Each of the following records is to be output exactly.

━━━━━ Raw data ━━━━━

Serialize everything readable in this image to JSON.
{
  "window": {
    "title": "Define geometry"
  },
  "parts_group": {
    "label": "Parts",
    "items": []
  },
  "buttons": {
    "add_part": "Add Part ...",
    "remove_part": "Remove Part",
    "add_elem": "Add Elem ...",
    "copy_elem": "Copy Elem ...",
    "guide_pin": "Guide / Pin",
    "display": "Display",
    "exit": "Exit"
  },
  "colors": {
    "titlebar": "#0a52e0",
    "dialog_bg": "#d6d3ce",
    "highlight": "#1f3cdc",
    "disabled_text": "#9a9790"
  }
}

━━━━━

» Task response:
Serialize everything readable in this image to JSON.
{
  "window": {
    "title": "Define geometry"
  },
  "parts_group": {
    "label": "Parts",
    "items": []
  },
  "buttons": {
    "add_part": "Add Part ...",
    "remove_part": "Remove Part",
    "add_elem": "Add Elem ...",
    "copy_elem": "Copy Elem ...",
    "guide_pin": "Guide / Pin",
    "display": "Display",
    "exit": "Exit"
  },
  "colors": {
    "titlebar": "#0a52e0",
    "dialog_bg": "#d6d3ce",
    "highlight": "#1f3cdc",
    "disabled_text": "#9a9790"
  }
}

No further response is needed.